_To do_.
The listing below is to be duplicated exactly, with every picture omitted.
Available records section start
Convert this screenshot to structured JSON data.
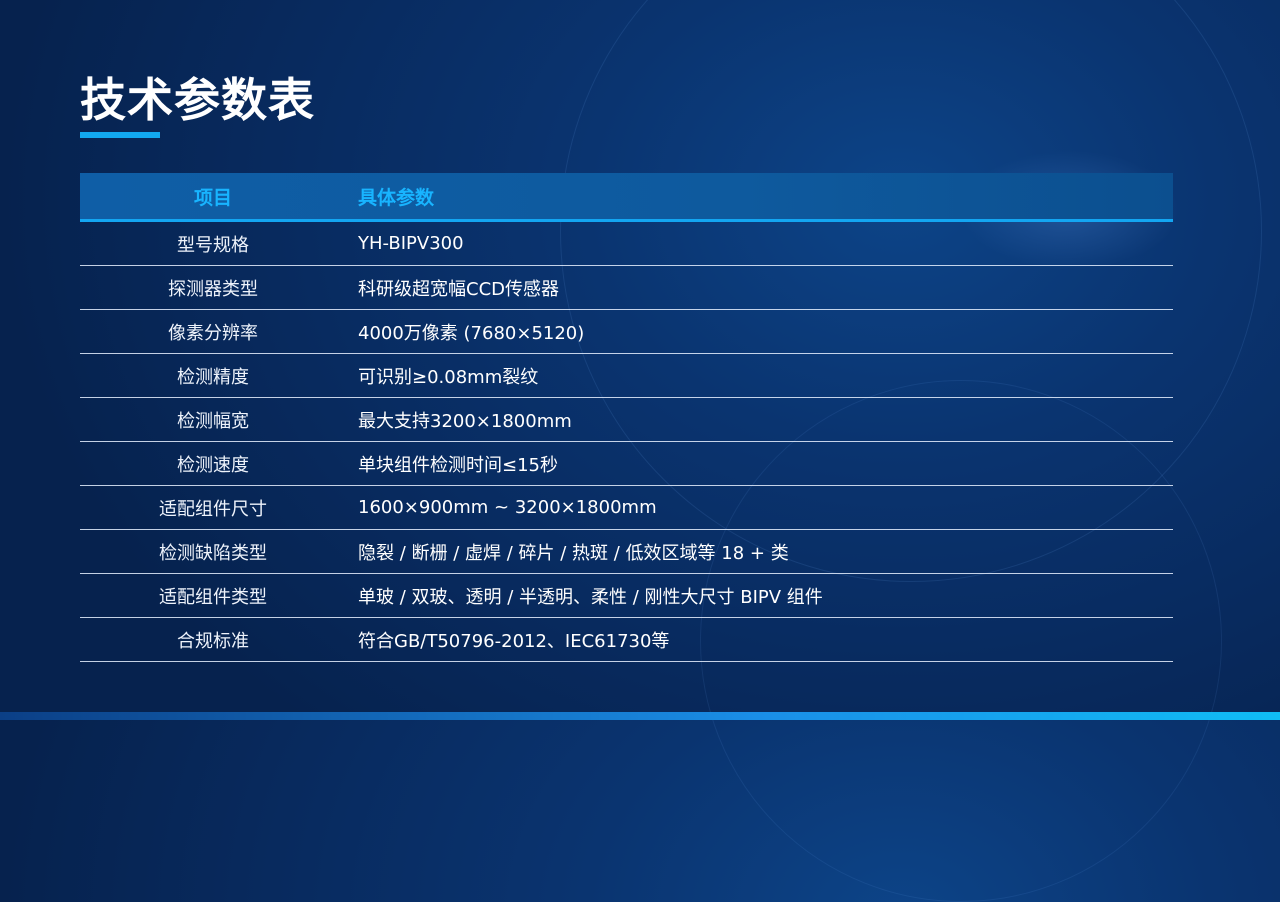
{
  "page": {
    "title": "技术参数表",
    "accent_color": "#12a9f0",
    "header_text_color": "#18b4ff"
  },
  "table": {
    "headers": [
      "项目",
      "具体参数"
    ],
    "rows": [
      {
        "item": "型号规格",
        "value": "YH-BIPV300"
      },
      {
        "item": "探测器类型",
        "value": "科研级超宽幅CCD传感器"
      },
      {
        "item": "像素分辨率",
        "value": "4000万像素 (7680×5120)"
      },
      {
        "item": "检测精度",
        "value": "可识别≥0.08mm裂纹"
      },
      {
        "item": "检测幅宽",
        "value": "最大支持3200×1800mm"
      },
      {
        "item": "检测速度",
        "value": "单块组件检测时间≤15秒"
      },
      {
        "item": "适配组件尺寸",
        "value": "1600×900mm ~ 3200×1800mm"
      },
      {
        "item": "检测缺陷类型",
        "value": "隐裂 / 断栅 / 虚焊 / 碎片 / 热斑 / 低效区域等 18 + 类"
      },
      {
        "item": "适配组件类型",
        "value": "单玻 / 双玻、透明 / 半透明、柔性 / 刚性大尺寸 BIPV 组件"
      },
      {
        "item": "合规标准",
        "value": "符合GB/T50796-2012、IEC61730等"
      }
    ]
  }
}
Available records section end
_Result of this task_.
Convert this screenshot to structured JSON data.
{
  "page": {
    "title": "技术参数表",
    "accent_color": "#12a9f0",
    "header_text_color": "#18b4ff"
  },
  "table": {
    "headers": [
      "项目",
      "具体参数"
    ],
    "rows": [
      {
        "item": "型号规格",
        "value": "YH-BIPV300"
      },
      {
        "item": "探测器类型",
        "value": "科研级超宽幅CCD传感器"
      },
      {
        "item": "像素分辨率",
        "value": "4000万像素 (7680×5120)"
      },
      {
        "item": "检测精度",
        "value": "可识别≥0.08mm裂纹"
      },
      {
        "item": "检测幅宽",
        "value": "最大支持3200×1800mm"
      },
      {
        "item": "检测速度",
        "value": "单块组件检测时间≤15秒"
      },
      {
        "item": "适配组件尺寸",
        "value": "1600×900mm ~ 3200×1800mm"
      },
      {
        "item": "检测缺陷类型",
        "value": "隐裂 / 断栅 / 虚焊 / 碎片 / 热斑 / 低效区域等 18 + 类"
      },
      {
        "item": "适配组件类型",
        "value": "单玻 / 双玻、透明 / 半透明、柔性 / 刚性大尺寸 BIPV 组件"
      },
      {
        "item": "合规标准",
        "value": "符合GB/T50796-2012、IEC61730等"
      }
    ]
  }
}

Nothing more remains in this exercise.